Brighton, on the south coast of the UK is where I have lived since 2001. It’s also where (since 2011) I teach all of my sewing classes, from MIY Workshop in the North Laine area of the city centre; famous for its independent shops and cafés and growing creative quarter (which MIY Workshop is at the heart of!).

Button through skirts seem to date from the late 1960’s and 70’s; often either mini length or below the knee, A-line in shape and in substantial fabrics like denim, corduroy, leather or suede.

brighton skirtTypical 1970’s button through skirt styles. Source: Google image search.

I’ve given my skirt a twist and while it keeps that A-line shape it has added gathering to the back and side…..

gathered skirt

…..but keeps a flattering flat front (try and say that quickly!).

brighton skirt button through skirt

As with all the skirts in the book there are lots of different ways you can make the Brighton skirt to make it really suit your own style: there are three different lengths, you can use buttons…..

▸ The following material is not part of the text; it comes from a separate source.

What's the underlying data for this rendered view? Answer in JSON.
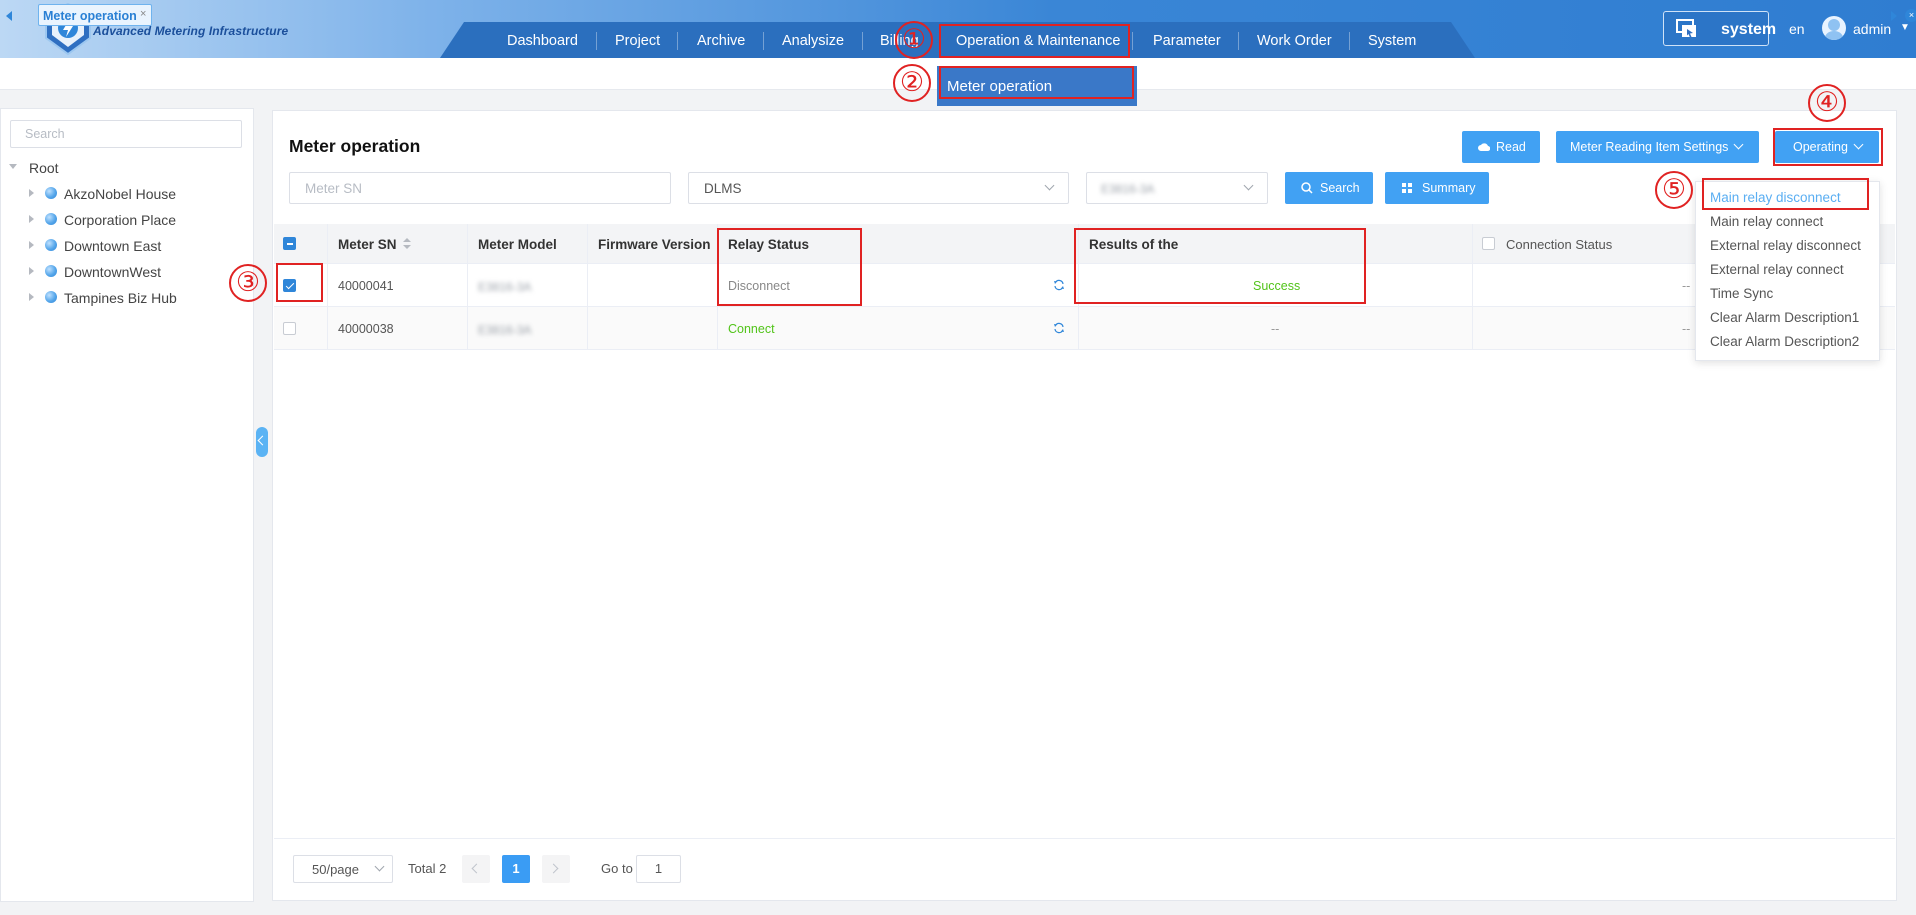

button up skirt brighton skirt

……press studs…….

brighton skirt

……or a zip in the front…..

brighton skirt

…….and of course you can add pockets. We all love a skirt with pockets.

brighton skirt pocket

Don’t be nervous about the buttons or poppers gaping either, I show you how to include a clever “secret” fastening at the top of the skirt which makes sure that won’t happen!

I can see a simple denim version of the Brighton skirt teamed with trainers for summer dog walks, or with woolly tights and boots for winter, a short zip front version would make a cute holiday skirt and a long button front version is grown-up modern girlieness.

The Brighton skirt works really well in mediumweight woven fabrics such as lightweight denims, cotton/linen blends, needlecord, cotton chintz, cotton poplin and lightweight wools.  It also looks great in more fluid drapey fabrics such as rayon (viscose) poplin, cupro or silk challis, crêpe, noile and satin.

***Watch out for the start of a competition to win a massive bundle of sewing essentials I’ll be launching tomorrow on PUBLICATION DAY!!!***

I’m now taking pre-orders for signed copies of the book. You can order yours hereNOTE: You will be charged when you place your order, but your book won’t be sent until publication day on 25th October.

All photography is by Julian Ward © Cico Books with styling by Rob Merrett. Illustrations are by Wendy Ward.